### Work request
Each entry has to be printed again exactly.

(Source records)
------------------------
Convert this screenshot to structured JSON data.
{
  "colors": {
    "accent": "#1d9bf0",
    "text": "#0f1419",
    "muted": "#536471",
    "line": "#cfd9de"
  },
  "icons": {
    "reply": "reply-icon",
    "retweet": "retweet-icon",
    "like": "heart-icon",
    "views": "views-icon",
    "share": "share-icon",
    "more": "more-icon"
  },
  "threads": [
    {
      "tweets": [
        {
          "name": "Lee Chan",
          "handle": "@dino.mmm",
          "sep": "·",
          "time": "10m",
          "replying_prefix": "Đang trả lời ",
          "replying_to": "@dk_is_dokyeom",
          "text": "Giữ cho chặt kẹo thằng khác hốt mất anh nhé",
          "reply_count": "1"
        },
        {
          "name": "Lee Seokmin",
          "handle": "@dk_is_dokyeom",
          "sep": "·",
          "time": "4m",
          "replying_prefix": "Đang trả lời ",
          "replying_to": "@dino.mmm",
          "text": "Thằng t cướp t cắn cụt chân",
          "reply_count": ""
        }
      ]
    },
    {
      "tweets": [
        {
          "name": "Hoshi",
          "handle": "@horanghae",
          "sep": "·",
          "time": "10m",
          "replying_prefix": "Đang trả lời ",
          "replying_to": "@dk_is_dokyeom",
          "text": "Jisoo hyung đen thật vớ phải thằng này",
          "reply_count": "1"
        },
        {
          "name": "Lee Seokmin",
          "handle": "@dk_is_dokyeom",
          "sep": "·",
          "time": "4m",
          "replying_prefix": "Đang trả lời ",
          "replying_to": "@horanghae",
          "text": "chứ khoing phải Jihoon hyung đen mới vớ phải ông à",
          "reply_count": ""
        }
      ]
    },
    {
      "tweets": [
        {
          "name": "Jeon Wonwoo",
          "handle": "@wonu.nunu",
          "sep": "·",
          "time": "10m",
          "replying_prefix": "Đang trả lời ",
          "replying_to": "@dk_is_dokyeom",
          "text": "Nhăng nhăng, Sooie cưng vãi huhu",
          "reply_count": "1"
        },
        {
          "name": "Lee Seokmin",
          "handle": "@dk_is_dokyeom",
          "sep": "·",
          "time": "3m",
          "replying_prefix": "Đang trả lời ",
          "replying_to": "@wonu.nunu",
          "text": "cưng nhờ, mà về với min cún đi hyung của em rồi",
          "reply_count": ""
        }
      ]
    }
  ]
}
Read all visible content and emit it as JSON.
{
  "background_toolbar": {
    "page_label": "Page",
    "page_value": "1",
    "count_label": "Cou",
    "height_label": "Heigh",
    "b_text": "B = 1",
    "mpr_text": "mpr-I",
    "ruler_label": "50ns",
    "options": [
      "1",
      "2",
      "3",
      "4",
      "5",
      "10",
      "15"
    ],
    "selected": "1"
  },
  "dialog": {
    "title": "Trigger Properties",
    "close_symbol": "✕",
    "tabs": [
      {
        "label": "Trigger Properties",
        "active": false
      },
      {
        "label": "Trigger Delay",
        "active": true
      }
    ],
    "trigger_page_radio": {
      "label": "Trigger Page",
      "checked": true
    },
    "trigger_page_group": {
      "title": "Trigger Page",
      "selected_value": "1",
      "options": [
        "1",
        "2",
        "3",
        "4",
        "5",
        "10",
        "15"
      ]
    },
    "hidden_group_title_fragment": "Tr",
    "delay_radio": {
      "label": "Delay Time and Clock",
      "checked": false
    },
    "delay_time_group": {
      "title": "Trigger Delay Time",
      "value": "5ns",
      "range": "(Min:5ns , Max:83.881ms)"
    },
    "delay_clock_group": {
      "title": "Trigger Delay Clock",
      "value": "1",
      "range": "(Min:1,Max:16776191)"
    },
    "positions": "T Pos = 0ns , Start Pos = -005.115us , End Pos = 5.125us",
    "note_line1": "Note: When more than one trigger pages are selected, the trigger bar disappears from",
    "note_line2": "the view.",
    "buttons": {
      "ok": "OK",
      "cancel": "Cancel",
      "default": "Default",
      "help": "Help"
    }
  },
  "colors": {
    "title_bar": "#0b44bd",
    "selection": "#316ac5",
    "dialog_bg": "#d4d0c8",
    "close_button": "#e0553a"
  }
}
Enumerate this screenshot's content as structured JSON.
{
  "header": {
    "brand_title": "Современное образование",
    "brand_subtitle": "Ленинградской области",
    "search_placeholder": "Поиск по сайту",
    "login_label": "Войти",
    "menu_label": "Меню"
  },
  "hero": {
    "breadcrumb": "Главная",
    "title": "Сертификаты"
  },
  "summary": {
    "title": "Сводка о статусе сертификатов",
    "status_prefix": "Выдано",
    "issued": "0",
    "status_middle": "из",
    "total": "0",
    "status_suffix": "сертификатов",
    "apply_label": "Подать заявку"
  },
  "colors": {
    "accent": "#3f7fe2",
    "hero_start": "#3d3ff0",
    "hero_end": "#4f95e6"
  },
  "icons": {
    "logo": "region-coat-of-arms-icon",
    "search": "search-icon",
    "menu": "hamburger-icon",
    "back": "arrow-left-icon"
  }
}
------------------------
### Exercise solution
Convert this screenshot to structured JSON data.
{
  "colors": {
    "accent": "#1d9bf0",
    "text": "#0f1419",
    "muted": "#536471",
    "line": "#cfd9de"
  },
  "icons": {
    "reply": "reply-icon",
    "retweet": "retweet-icon",
    "like": "heart-icon",
    "views": "views-icon",
    "share": "share-icon",
    "more": "more-icon"
  },
  "threads": [
    {
      "tweets": [
        {
          "name": "Lee Chan",
          "handle": "@dino.mmm",
          "sep": "·",
          "time": "10m",
          "replying_prefix": "Đang trả lời ",
          "replying_to": "@dk_is_dokyeom",
          "text": "Giữ cho chặt kẹo thằng khác hốt mất anh nhé",
          "reply_count": "1"
        },
        {
          "name": "Lee Seokmin",
          "handle": "@dk_is_dokyeom",
          "sep": "·",
          "time": "4m",
          "replying_prefix": "Đang trả lời ",
          "replying_to": "@dino.mmm",
          "text": "Thằng t cướp t cắn cụt chân",
          "reply_count": ""
        }
      ]
    },
    {
      "tweets": [
        {
          "name": "Hoshi",
          "handle": "@horanghae",
          "sep": "·",
          "time": "10m",
          "replying_prefix": "Đang trả lời ",
          "replying_to": "@dk_is_dokyeom",
          "text": "Jisoo hyung đen thật vớ phải thằng này",
          "reply_count": "1"
        },
        {
          "name": "Lee Seokmin",
          "handle": "@dk_is_dokyeom",
          "sep": "·",
          "time": "4m",
          "replying_prefix": "Đang trả lời ",
          "replying_to": "@horanghae",
          "text": "chứ khoing phải Jihoon hyung đen mới vớ phải ông à",
          "reply_count": ""
        }
      ]
    },
    {
      "tweets": [
        {
          "name": "Jeon Wonwoo",
          "handle": "@wonu.nunu",
          "sep": "·",
          "time": "10m",
          "replying_prefix": "Đang trả lời ",
          "replying_to": "@dk_is_dokyeom",
          "text": "Nhăng nhăng, Sooie cưng vãi huhu",
          "reply_count": "1"
        },
        {
          "name": "Lee Seokmin",
          "handle": "@dk_is_dokyeom",
          "sep": "·",
          "time": "3m",
          "replying_prefix": "Đang trả lời ",
          "replying_to": "@wonu.nunu",
          "text": "cưng nhờ, mà về với min cún đi hyung của em rồi",
          "reply_count": ""
        }
      ]
    }
  ]
}
Read all visible content and emit it as JSON.
{
  "background_toolbar": {
    "page_label": "Page",
    "page_value": "1",
    "count_label": "Cou",
    "height_label": "Heigh",
    "b_text": "B = 1",
    "mpr_text": "mpr-I",
    "ruler_label": "50ns",
    "options": [
      "1",
      "2",
      "3",
      "4",
      "5",
      "10",
      "15"
    ],
    "selected": "1"
  },
  "dialog": {
    "title": "Trigger Properties",
    "close_symbol": "✕",
    "tabs": [
      {
        "label": "Trigger Properties",
        "active": false
      },
      {
        "label": "Trigger Delay",
        "active": true
      }
    ],
    "trigger_page_radio": {
      "label": "Trigger Page",
      "checked": true
    },
    "trigger_page_group": {
      "title": "Trigger Page",
      "selected_value": "1",
      "options": [
        "1",
        "2",
        "3",
        "4",
        "5",
        "10",
        "15"
      ]
    },
    "hidden_group_title_fragment": "Tr",
    "delay_radio": {
      "label": "Delay Time and Clock",
      "checked": false
    },
    "delay_time_group": {
      "title": "Trigger Delay Time",
      "value": "5ns",
      "range": "(Min:5ns , Max:83.881ms)"
    },
    "delay_clock_group": {
      "title": "Trigger Delay Clock",
      "value": "1",
      "range": "(Min:1,Max:16776191)"
    },
    "positions": "T Pos = 0ns , Start Pos = -005.115us , End Pos = 5.125us",
    "note_line1": "Note: When more than one trigger pages are selected, the trigger bar disappears from",
    "note_line2": "the view.",
    "buttons": {
      "ok": "OK",
      "cancel": "Cancel",
      "default": "Default",
      "help": "Help"
    }
  },
  "colors": {
    "title_bar": "#0b44bd",
    "selection": "#316ac5",
    "dialog_bg": "#d4d0c8",
    "close_button": "#e0553a"
  }
}
Enumerate this screenshot's content as structured JSON.
{
  "header": {
    "brand_title": "Современное образование",
    "brand_subtitle": "Ленинградской области",
    "search_placeholder": "Поиск по сайту",
    "login_label": "Войти",
    "menu_label": "Меню"
  },
  "hero": {
    "breadcrumb": "Главная",
    "title": "Сертификаты"
  },
  "summary": {
    "title": "Сводка о статусе сертификатов",
    "status_prefix": "Выдано",
    "issued": "0",
    "status_middle": "из",
    "total": "0",
    "status_suffix": "сертификатов",
    "apply_label": "Подать заявку"
  },
  "colors": {
    "accent": "#3f7fe2",
    "hero_start": "#3d3ff0",
    "hero_end": "#4f95e6"
  },
  "icons": {
    "logo": "region-coat-of-arms-icon",
    "search": "search-icon",
    "menu": "hamburger-icon",
    "back": "arrow-left-icon"
  }
}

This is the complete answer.